A hoax warning users on TikTok that December 17 would be a nationwide school shooting day went viral, enabled by the platform’s inconsistent moderation practices and news outlets’ sensationalized reporting.
On December 16, TikTok claimed that though it was “working with law enforcement to look into warnings about potential violence at schools,” there was no evidence of nationwide school shooting threats “originating or spreading” on its platform. Yet, warnings of the unfounded threat had gone viral on TikTok, creating nationwide panic -- seemingly in violation of TikTok’s own community guidelines, which promise to remove “misinformation related to emergencies that induces panic.”
The next day, TikTok released another statement admitting that it had found “videos discussing this rumor and warning others to stay safe” and reiterating its promise to “remove alarmist warnings” that violate its misinformation policy. But the damage was already done. Too little, too late.
In the same December 17 statement, TikTok’s communications team attempted to redirect blame for the spread of the hoax onto media outlets, writing, “Media reports have been widespread and based on rumors rather than facts, and we are deeply concerned that the proliferation of local media reports on an alleged trend that has not been found on the platform could end up inspiring real world harm.”

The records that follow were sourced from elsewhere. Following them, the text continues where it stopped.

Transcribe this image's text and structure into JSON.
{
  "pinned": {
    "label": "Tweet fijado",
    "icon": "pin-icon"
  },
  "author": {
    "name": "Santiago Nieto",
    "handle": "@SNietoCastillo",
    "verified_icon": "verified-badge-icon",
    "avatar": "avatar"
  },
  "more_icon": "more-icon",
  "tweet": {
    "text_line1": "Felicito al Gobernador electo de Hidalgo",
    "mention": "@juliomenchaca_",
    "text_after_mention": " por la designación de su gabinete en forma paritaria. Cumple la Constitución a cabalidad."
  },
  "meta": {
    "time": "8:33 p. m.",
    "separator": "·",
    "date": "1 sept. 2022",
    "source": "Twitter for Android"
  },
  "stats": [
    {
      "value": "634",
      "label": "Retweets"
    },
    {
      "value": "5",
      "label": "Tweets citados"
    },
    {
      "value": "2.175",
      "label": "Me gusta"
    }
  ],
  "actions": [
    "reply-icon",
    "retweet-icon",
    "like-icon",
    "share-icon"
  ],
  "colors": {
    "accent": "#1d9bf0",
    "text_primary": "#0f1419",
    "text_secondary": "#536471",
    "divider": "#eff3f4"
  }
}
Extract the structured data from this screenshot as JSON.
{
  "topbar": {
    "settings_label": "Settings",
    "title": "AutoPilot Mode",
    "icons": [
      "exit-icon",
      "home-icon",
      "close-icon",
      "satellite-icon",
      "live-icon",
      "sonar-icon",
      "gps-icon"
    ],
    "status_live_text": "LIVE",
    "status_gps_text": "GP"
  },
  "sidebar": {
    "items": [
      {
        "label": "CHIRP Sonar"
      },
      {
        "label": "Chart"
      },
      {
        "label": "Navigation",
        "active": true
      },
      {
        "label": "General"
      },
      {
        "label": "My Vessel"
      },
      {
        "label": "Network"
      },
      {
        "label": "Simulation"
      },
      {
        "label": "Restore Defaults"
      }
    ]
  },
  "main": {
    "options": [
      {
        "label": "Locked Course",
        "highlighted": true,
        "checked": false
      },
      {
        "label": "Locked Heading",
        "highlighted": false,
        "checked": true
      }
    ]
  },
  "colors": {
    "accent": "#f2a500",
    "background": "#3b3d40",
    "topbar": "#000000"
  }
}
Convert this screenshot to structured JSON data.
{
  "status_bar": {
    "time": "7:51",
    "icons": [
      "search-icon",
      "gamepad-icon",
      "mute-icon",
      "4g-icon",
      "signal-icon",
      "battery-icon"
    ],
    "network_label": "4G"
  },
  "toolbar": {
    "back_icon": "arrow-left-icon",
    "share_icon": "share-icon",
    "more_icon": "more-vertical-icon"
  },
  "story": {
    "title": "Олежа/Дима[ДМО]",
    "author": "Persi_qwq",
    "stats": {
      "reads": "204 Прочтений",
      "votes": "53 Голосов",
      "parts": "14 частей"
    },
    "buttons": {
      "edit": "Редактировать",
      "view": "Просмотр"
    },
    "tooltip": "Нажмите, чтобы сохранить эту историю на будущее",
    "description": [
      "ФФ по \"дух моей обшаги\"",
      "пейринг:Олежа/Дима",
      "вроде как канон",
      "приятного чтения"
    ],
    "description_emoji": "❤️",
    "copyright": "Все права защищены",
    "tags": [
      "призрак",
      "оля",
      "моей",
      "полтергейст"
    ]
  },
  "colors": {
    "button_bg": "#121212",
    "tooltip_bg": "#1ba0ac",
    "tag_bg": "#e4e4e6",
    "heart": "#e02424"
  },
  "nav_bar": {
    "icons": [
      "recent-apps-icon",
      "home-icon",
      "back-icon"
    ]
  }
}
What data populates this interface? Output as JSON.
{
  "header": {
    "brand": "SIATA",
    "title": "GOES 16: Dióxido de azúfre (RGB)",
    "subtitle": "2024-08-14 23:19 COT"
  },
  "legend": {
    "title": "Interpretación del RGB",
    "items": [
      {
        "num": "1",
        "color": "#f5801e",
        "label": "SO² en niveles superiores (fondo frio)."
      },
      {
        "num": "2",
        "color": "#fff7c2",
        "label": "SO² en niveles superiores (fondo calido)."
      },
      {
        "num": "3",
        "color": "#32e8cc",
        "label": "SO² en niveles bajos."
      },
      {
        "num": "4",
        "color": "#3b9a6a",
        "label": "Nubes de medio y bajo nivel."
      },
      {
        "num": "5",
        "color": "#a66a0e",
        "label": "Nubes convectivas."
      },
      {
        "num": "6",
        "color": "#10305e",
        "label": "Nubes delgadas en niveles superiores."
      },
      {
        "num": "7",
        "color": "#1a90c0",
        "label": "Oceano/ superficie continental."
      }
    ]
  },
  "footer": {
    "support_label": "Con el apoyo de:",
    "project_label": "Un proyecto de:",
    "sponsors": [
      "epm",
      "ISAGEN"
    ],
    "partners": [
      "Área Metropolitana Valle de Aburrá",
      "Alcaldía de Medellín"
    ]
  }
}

While media reports contributed, TikTok can't escape blame. The platform waited to address the school shooting hoax until the day it was rumored to happen, rather than preemptively addressing the misinformation before it induced mass panic. Viral videos promoting the hoax were still available on the night of December 16 without even so much as an informational banner warning users about their veracity.
Although TikTok’s failure to act created the conditions for widespread panic, the hoax’s off-platform spread can be largely attributed to negligent media reports that gave validity to the unfounded claim of a threat without verifying the information. The hoax even made its way to cable news, appearing on CNN and Fox News, and caused a number of schools to close on December 17. This isn’t the first time overly sensationalized reporting on TikTok hoaxes has recklessly spread nationwide panic.
There are real consequences that result from reporting fear-based hoaxes as fact. The December 17 hoax parallels that of the nonexistent April 24 “National Rape Day” that caused mass hysteria online earlier this year. That claim became so viral (because of both TikTok’s poor moderation practices and irresponsible reporting) that it terrified an 11-year-old girl into bringing two knives into school to protect herself.
Videos from December 17 circulating on TikTok show empty school classrooms and hallways, students being picked up early, and police officers patrolling campuses, demonstrating the real-world effects of a fear-based hoax.